NAIROBI WAR CEMETERY
- Country Kenya
- Total identified casualties 1942 Find these casualties
- Casualties from Second World War
- GPS Coordinates Latitude: -1.30902, Longitude: 36.74788
"Please be aware that the site is currently closed, due to COVID 19.
Please note that there have been reported attacks in the vicinity of the cemetery therefore all visitors are strongly advised to take care and not carry any valuables when visiting the site. Visitors are strongly advised not to walk along the 1km access track to the cemetery from the main road but should travel to the cemetery entrance by vehicle only.
We recommend not approaching or feeding the wild monkeys in the Cemetery."
The War Cemetery is on the south-western outskirts of Nairobi, about 10 kilometres west of the city centre on Ngong Road, which is the main road to the Government Forest Reserve. The cemetery is adjacent to Nairobi race course and is included within the Ngong Forest Reserve. It is reached by way of a long driveway off Ngong Road, the turning being indicated by a CWGC direction sign.
Nairobi War Cemetery is open every day between 06:00 and 18:00. Wheelchair access to this site is possible, but may be via an alternative entrance. For further information regarding wheelchair access, please contact our Enquiries Section on telephone number 01628 507200.
Kindly note that there have been reported attacks in the vicinity of the cemetery therefore all visitors are strongly advised to take care and not carry any valuables when visiting the site.
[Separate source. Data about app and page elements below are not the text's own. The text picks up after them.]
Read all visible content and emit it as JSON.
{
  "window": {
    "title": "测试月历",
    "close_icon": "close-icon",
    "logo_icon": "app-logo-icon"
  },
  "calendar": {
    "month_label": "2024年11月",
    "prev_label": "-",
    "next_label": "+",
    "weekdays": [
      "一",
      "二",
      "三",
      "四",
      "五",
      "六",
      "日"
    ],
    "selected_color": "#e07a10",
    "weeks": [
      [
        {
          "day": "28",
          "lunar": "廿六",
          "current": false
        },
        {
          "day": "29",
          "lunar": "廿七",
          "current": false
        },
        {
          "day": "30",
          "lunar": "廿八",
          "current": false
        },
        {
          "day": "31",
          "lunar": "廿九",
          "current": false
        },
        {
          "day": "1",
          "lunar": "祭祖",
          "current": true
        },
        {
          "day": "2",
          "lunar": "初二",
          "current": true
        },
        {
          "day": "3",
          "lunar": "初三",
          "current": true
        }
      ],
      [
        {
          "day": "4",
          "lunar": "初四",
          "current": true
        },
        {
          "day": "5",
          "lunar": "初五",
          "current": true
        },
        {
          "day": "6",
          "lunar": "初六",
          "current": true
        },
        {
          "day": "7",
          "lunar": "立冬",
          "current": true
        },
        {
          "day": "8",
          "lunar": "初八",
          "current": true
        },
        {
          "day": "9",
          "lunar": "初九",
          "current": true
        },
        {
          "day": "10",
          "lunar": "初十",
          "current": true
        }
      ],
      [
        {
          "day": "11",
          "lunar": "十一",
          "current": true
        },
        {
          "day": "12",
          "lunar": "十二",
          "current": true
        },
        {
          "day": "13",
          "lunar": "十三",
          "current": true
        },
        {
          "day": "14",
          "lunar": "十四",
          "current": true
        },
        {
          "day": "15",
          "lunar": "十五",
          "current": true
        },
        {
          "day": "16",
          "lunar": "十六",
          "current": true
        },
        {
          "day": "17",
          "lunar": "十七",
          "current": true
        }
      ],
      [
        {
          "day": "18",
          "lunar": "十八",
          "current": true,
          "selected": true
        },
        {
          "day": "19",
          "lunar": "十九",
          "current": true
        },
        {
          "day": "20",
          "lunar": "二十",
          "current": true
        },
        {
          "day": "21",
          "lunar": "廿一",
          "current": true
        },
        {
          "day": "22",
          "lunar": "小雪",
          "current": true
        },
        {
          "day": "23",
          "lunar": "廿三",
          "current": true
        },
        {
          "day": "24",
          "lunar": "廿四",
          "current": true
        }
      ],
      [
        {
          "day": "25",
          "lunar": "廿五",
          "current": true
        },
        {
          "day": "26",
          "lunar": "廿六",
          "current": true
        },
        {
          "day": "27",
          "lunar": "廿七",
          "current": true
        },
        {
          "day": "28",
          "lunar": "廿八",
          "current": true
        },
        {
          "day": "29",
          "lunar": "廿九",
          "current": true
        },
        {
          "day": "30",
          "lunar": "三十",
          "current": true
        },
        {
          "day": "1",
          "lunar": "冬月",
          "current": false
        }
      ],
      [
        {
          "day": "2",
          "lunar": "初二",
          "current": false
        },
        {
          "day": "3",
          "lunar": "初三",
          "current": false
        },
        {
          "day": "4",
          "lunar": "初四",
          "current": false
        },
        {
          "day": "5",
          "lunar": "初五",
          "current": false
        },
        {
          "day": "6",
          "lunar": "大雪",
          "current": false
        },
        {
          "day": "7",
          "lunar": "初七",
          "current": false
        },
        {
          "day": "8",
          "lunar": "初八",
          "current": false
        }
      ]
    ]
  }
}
Visitors are strongly advised not to walk along the 1km access track to the cemetery from the main road but should travel to the cemetery entrance by vehicle only. Visitors are also advised that a troop of wild monkeys often frequent the access road and the cemetery. Visitors should not approach or feed the monkeys as they can bite and scratch if frightened.
NOTE: Whilst the current climate of political instability in Somalia persists, the 174 identified casualties buried in Mogadishu African War Cemetery and the surrounding area are now alternatively commemorated by special memorial headstones arranged alphabetically in a separate plot within Nairobi War Cemetery. If planning a visit, please contact the Commission for further details.
During the Second World War, Nairobi was the headquarters of the East African Force and the base for the conquest of Jubaland and Italian Somaliland, the liberation of British Somaliland and the sweep north-westwards to open Addis Ababa for the return of the Emperor. It was also a hospital centre; No.87 British General Hospital arrived in June 1943 and was still there in December 1945, while No.150 British General Hospital was there for a period in 1943.
The war cemetery was opened in 1941 by the military authorities. Besides the original burials, numerous graves were transferred to this cemetery from African civil cemeteries and temporary army burial grounds at Garissa, Gelib, Kinangop, Marsabit, Mega and other inaccessible places, so that it is now the largest war cemetery in East Africa.
NAIROBI WAR CEMETERY now contains 1,952 Commonwealth burials of the Second World War, 11 of which are unidentified. There are also 76 non-war burials and one French grave. It was designed by G. Vey.
Within the cemetery is the EAST AFRICAL MEMORIAL, which commemorates men of the land forces who lost their lives in the advance from the south into Italian Somaliland and Ethiopia and during the occupation of those territories, and who have no known grave. Along with them are honoured those who died during the operations in Madagascar in 1942 and who have no known grave. Besides those who died in these campaigns, many men who were lost in the sinking of the troopship 'Khedive Ismail' en route to Ceylon on 12 February 1944 are commemorated here; they include a great part of the 301st Field Regiment, East African Artillery.
The cemetery also contains the NAIROBI MEMORIAL which commemorates 477 men of the United Kingdom, South African, and East African Forces who died in the non-operational zones of Kenya whilst in training, or on lines of communication or garrison duty, and whose graves could not be located or are so situated as to be unmaintainable.